Posted on January 29th, 2013
eaches has begun making sashes.
There are two so far and in some ways they couldn’t be more conventional. They are functional extensions of the drawings she devotes herself to in her room, over-long paper belts emblazoned with a series of dogs and cats, of course. But when pressed about why she decided on making a sash of all things, she blinks and maintains that she simply doesn’t know.
What bothers me is that I don’t know. We’re not pageant people. We don’t even have cable which would at least allow for the possibility for her to have caught some of whatever promotional campaign ran in support of Toddlers and Tiaras. (That show is over, right?) There isn’t a doll in this house wearing a sash, for heaven’s sake—though to be fair, there aren’t many dolls. Peaches’ taste runs more to stuffies.

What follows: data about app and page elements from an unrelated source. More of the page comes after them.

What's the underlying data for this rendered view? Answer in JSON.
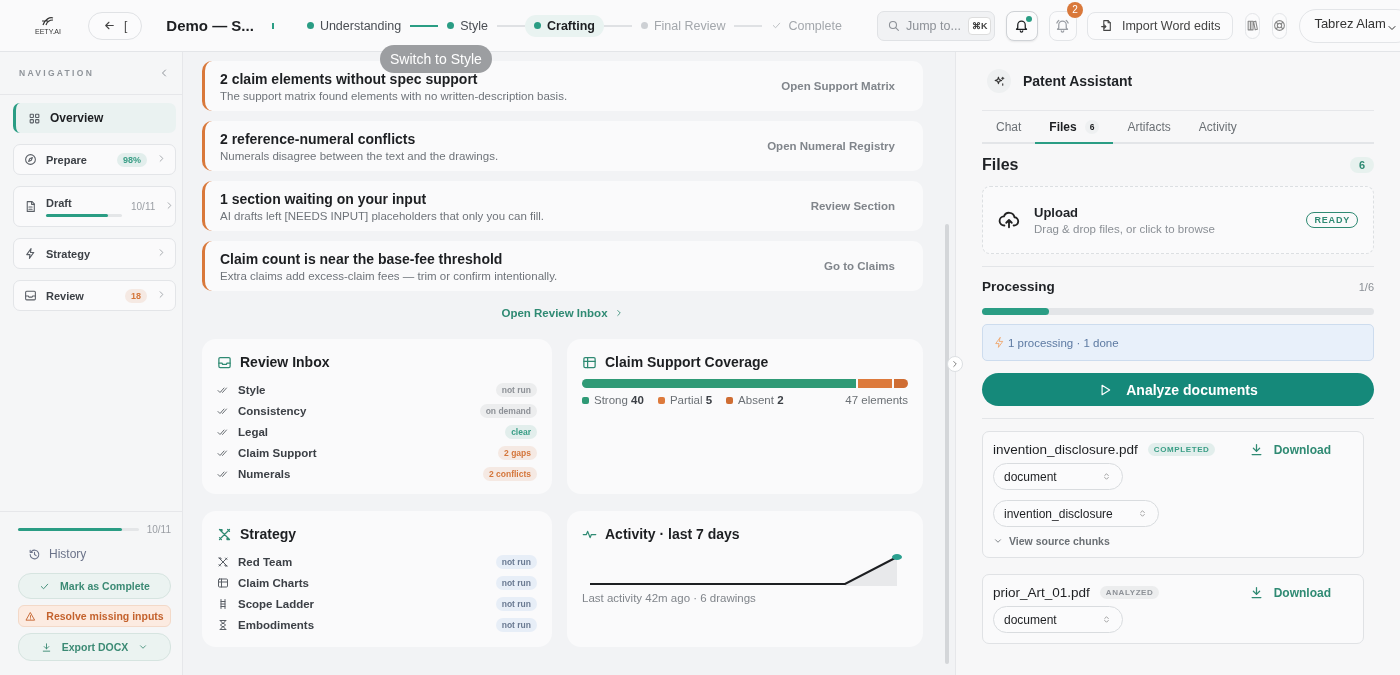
{
  "header": {
    "logo_text": "EETY.AI",
    "back_text": "[",
    "document_title": "Demo — S...",
    "steps": [
      {
        "label": "Understanding",
        "done": true,
        "selected": false,
        "kind": "dot"
      },
      {
        "label": "Style",
        "done": true,
        "selected": false,
        "kind": "dot"
      },
      {
        "label": "Crafting",
        "done": true,
        "selected": true,
        "kind": "dot"
      },
      {
        "label": "Final Review",
        "done": false,
        "selected": false,
        "kind": "dot"
      },
      {
        "label": "Complete",
        "done": false,
        "selected": false,
        "kind": "check"
      }
    ],
    "search": {
      "placeholder": "Jump to...",
      "shortcut": "⌘K"
    },
    "notifications": [
      {
        "kind": "bell",
        "unread": true
      },
      {
        "kind": "bell-ring",
        "count": "2"
      }
    ],
    "import_button": "Import Word edits",
    "user": {
      "name": "Tabrez Alam"
    },
    "tooltip": "Switch to Style"
  },
  "sidebar": {
    "heading": "NAVIGATION",
    "items": [
      {
        "label": "Overview",
        "kind": "grid",
        "selected": true
      },
      {
        "label": "Prepare",
        "kind": "compass",
        "selected": false,
        "badge": "98%",
        "color": "#3a9e86"
      },
      {
        "label": "Draft",
        "kind": "doc",
        "selected": false,
        "reading": "10/11",
        "level": 0.82
      },
      {
        "label": "Strategy",
        "kind": "bolt",
        "selected": false
      },
      {
        "label": "Review",
        "kind": "inbox",
        "selected": false,
        "badge": "18",
        "color": "#d4763b"
      }
    ],
    "progress": {
      "level": 0.86,
      "reading": "10/11"
    },
    "history": "History",
    "actions": [
      {
        "label": "Mark as Complete",
        "kind": "complete"
      },
      {
        "label": "Resolve missing inputs",
        "kind": "warning"
      },
      {
        "label": "Export DOCX",
        "kind": "export"
      }
    ]
  },
  "alerts": [
    {
      "title": "2 claim elements without spec support",
      "description": "The support matrix found elements with no written-description basis.",
      "action": "Open Support Matrix"
    },
    {
      "title": "2 reference-numeral conflicts",
      "description": "Numerals disagree between the text and the drawings.",
      "action": "Open Numeral Registry"
    },
    {
      "title": "1 section waiting on your input",
      "description": "AI drafts left [NEEDS INPUT] placeholders that only you can fill.",
      "action": "Review Section"
    },
    {
      "title": "Claim count is near the base-fee threshold",
      "description": "Extra claims add excess-claim fees — trim or confirm intentionally.",
      "action": "Go to Claims"
    }
  ],
  "review_inbox_link": "Open Review Inbox",
  "review_inbox": {
    "title": "Review Inbox",
    "items": [
      {
        "label": "Style",
        "status": "not run",
        "color": "#8d9197"
      },
      {
        "label": "Consistency",
        "status": "on demand",
        "color": "#8d9197"
      },
      {
        "label": "Legal",
        "status": "clear",
        "color": "#3a9e86"
      },
      {
        "label": "Claim Support",
        "status": "2 gaps",
        "color": "#d4763b"
      },
      {
        "label": "Numerals",
        "status": "2 conflicts",
        "color": "#d4763b"
      }
    ]
  },
  "coverage": {
    "title": "Claim Support Coverage",
    "segments": [
      {
        "label": "Strong",
        "count": "40",
        "color": "#2f9a76"
      },
      {
        "label": "Partial",
        "count": "5",
        "color": "#dd7a3c"
      },
      {
        "label": "Absent",
        "count": "2",
        "color": "#cf6d33"
      }
    ],
    "total": "47 elements"
  },
  "strategy": {
    "title": "Strategy",
    "items": [
      {
        "label": "Red Team",
        "status": "not run",
        "kind": "tools"
      },
      {
        "label": "Claim Charts",
        "status": "not run",
        "kind": "table"
      },
      {
        "label": "Scope Ladder",
        "status": "not run",
        "kind": "ladder"
      },
      {
        "label": "Embodiments",
        "status": "not run",
        "kind": "hourglass"
      }
    ]
  },
  "activity": {
    "title": "Activity · last 7 days",
    "caption": "Last activity 42m ago · 6 drawings"
  },
  "assistant": {
    "title": "Patent Assistant",
    "tabs": [
      {
        "label": "Chat",
        "selected": false
      },
      {
        "label": "Files",
        "count": "6",
        "selected": true
      },
      {
        "label": "Artifacts",
        "selected": false
      },
      {
        "label": "Activity",
        "selected": false
      }
    ],
    "files_heading": "Files",
    "files_count": "6",
    "upload": {
      "title": "Upload",
      "hint": "Drag & drop files, or click to browse",
      "status": "READY"
    },
    "processing": {
      "title": "Processing",
      "reading": "1/6",
      "level": 0.17,
      "info": "1 processing · 1 done"
    },
    "analyze_button": "Analyze documents",
    "files": [
      {
        "name": "invention_disclosure.pdf",
        "status": "COMPLETED",
        "color": "#3a9e86",
        "download": "Download",
        "selects": [
          "document",
          "invention_disclosure"
        ],
        "chunks_link": "View source chunks"
      },
      {
        "name": "prior_Art_01.pdf",
        "status": "ANALYZED",
        "color": "#8d9197",
        "download": "Download",
        "selects": [
          "document"
        ]
      }
    ]
  }
}
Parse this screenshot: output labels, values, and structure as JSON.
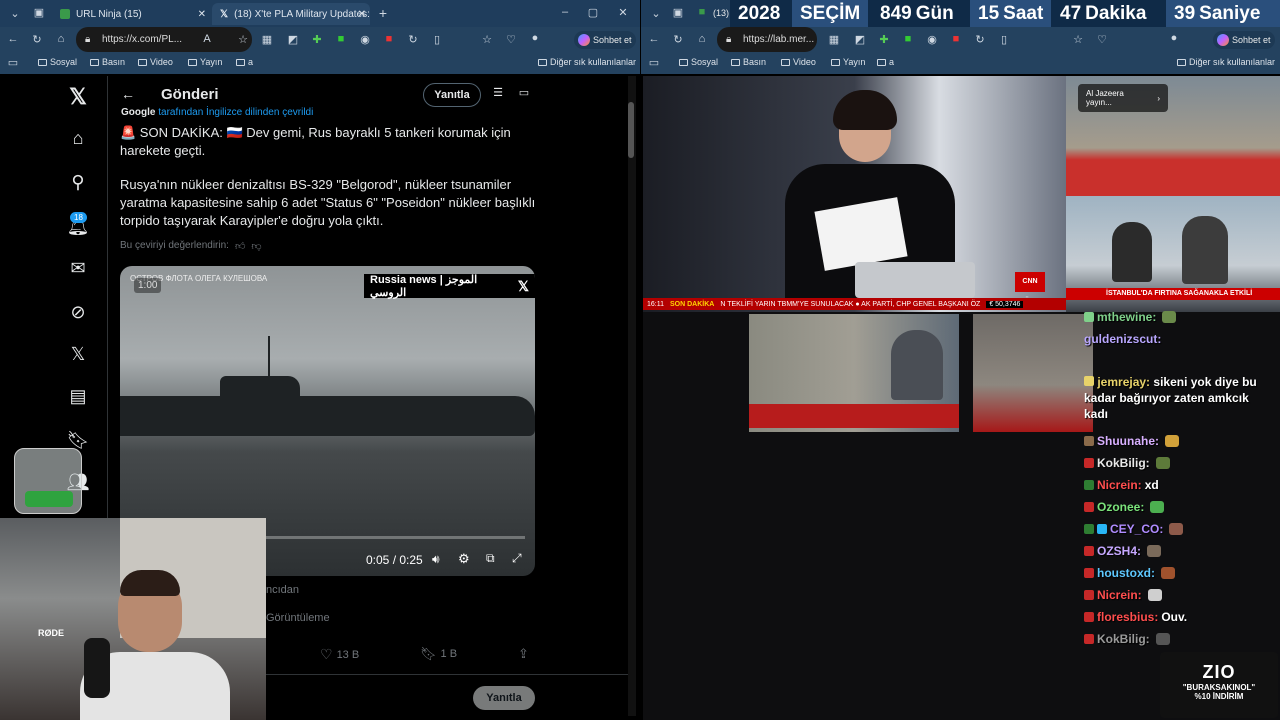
{
  "left_window": {
    "tabs": [
      {
        "title": "URL Ninja (15)"
      },
      {
        "title": "(18) X'te PLA Military Updates: \""
      }
    ],
    "url": "https://x.com/PL...",
    "chat_label": "Sohbet et",
    "bookmarks": [
      "Sosyal",
      "Basın",
      "Video",
      "Yayın",
      "a"
    ],
    "other_bookmarks": "Diğer sık kullanılanlar"
  },
  "right_window": {
    "tab_partial": "(13) I",
    "url": "https://lab.mer...",
    "chat_label": "Sohbet et",
    "bookmarks": [
      "Sosyal",
      "Basın",
      "Video",
      "Yayın",
      "a"
    ],
    "other_bookmarks": "Diğer sık kullanılanlar"
  },
  "countdown": {
    "year": "2028",
    "label": "SEÇİM",
    "days": "849",
    "days_unit": "Gün",
    "hours": "15",
    "hours_unit": "Saat",
    "minutes": "47",
    "minutes_unit": "Dakika",
    "seconds": "39",
    "seconds_unit": "Saniye"
  },
  "x_sidebar": {
    "notification_count": "18"
  },
  "x_post": {
    "header_title": "Gönderi",
    "reply_button": "Yanıtla",
    "translated_note": "tarafından İngilizce dilinden çevrildi",
    "google": "Google",
    "headline": "🚨 SON DAKİKA: 🇷🇺 Dev gemi, Rus bayraklı 5 tankeri korumak için harekete geçti.",
    "body": "Rusya'nın nükleer denizaltısı BS-329 \"Belgorod\", nükleer tsunamiler yaratma kapasitesine sahip 6 adet \"Status 6\" \"Poseidon\" nükleer başlıklı torpido taşıyarak Karayipler'e doğru yola çıktı.",
    "rate_translation": "Bu çeviriyi değerlendirin:",
    "video": {
      "overlay_time": "1:00",
      "watermark": "Russia news | الموجز الروسي",
      "caption_top": "ОСТРОВ ФЛОТА ОЛЕГА КУЛЕШОВА",
      "time": "0:05 / 0:25"
    },
    "from_text": "ncıdan",
    "views_text": "Görüntüleme",
    "likes": "13 B",
    "bookmarks": "1 B",
    "reply_bottom": "Yanıtla"
  },
  "tv": {
    "breaking": "SON DAKİKA",
    "ticker": "N TEKLİFİ YARIN TBMM'YE SUNULACAK   ●   AK PARTİ, CHP GENEL BAŞKANI ÖZ",
    "time": "16:11",
    "market": "€ 50,3746",
    "channel": "CNN TÜRK",
    "aljazeera_label": "Al Jazeera yayın...",
    "side_headline": "İSTANBUL'DA FIRTINA SAĞANAKLA ETKİLİ"
  },
  "chat": [
    {
      "user": "mthewine:",
      "color": "#7fd08a",
      "msg": ""
    },
    {
      "user": "guldenizscut:",
      "color": "#b9a7ff",
      "msg": ""
    },
    {
      "user": "jemrejay:",
      "color": "#e8d36a",
      "msg": "sikeni yok diye bu kadar bağırıyor zaten amkcık kadı"
    },
    {
      "user": "Shuunahe:",
      "color": "#d8b0ff",
      "msg": ""
    },
    {
      "user": "KokBilig:",
      "color": "#e8e8e8",
      "msg": ""
    },
    {
      "user": "Nicrein:",
      "color": "#ff4e4e",
      "msg": "xd"
    },
    {
      "user": "Ozonee:",
      "color": "#7be37b",
      "msg": ""
    },
    {
      "user": "CEY_CO:",
      "color": "#b08cff",
      "msg": ""
    },
    {
      "user": "OZSH4:",
      "color": "#c6a8ff",
      "msg": ""
    },
    {
      "user": "houstoxd:",
      "color": "#5ec8ff",
      "msg": ""
    },
    {
      "user": "Nicrein:",
      "color": "#ff4e4e",
      "msg": ""
    },
    {
      "user": "floresbius:",
      "color": "#ff4e4e",
      "msg": "Ouv."
    },
    {
      "user": "KokBilig:",
      "color": "#9a9a9a",
      "msg": ""
    }
  ],
  "promo": {
    "logo": "ZIO",
    "code": "\"BURAKSAKINOL\"",
    "discount": "%10 İNDİRİM"
  }
}
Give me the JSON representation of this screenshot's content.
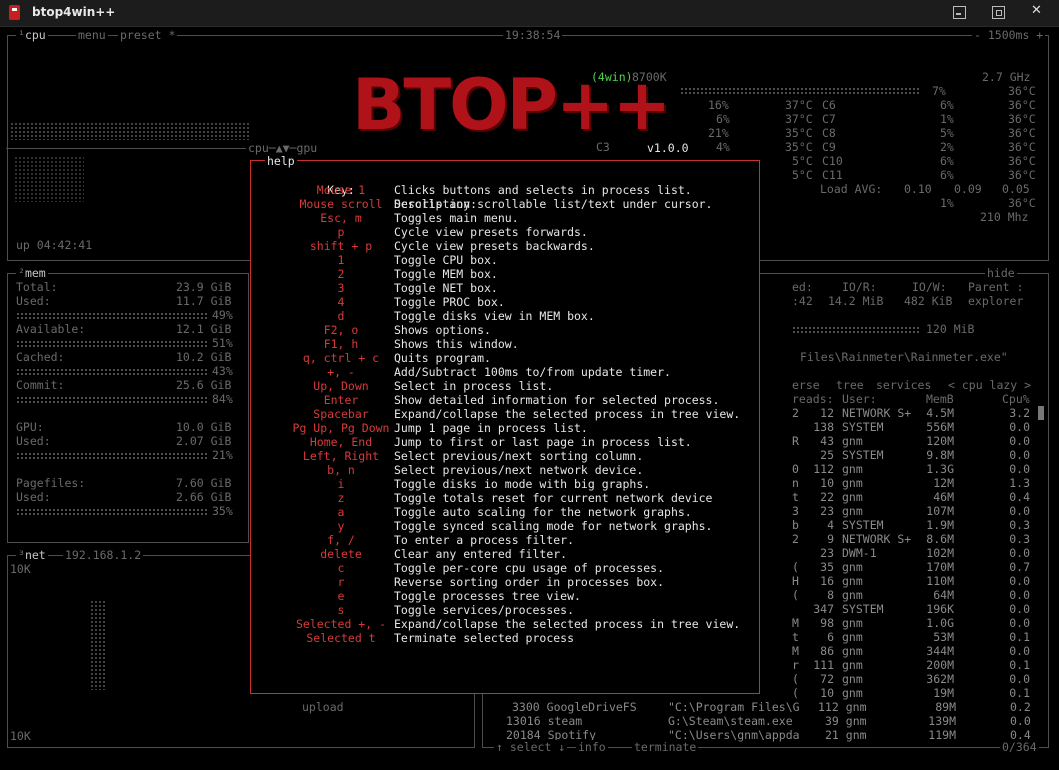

Sometimes I wonder if it isn’t an episode of The Simpsons from the one season we have on DVD that she managed to screen alongside her brothers. I have this vague sense that Matt Groening enjoyed putting characters in sashes on occasion (the Mayor? an animated pig once?), but short of screening all 25 episodes, I can’t be sure.
It bears repeating that our children are living their own lives and we aren’t there to witness all of it. They see things and hear things, taste things, too, that we might never have chosen to expose them to had we been given a choice. As they grow older, we’re often not included in that and that’s as it should be.
Peaches is closing in fast on eight—halfway through her third year in public school, now—and I still find myself surprised when she says something for which I have absolutely no context. It is from her world, not mine. More and more, that is the way things will be.
So I stand in the doorway of her room as she dons one of her mysterious sashes, pulling it over her head to rest on her shoulder, the line of dogs (or cats) marching down and around her hip. I’m not sure where she’s going in her head when she has it on but it has to be somewhere good.
She’s dressed for it.∗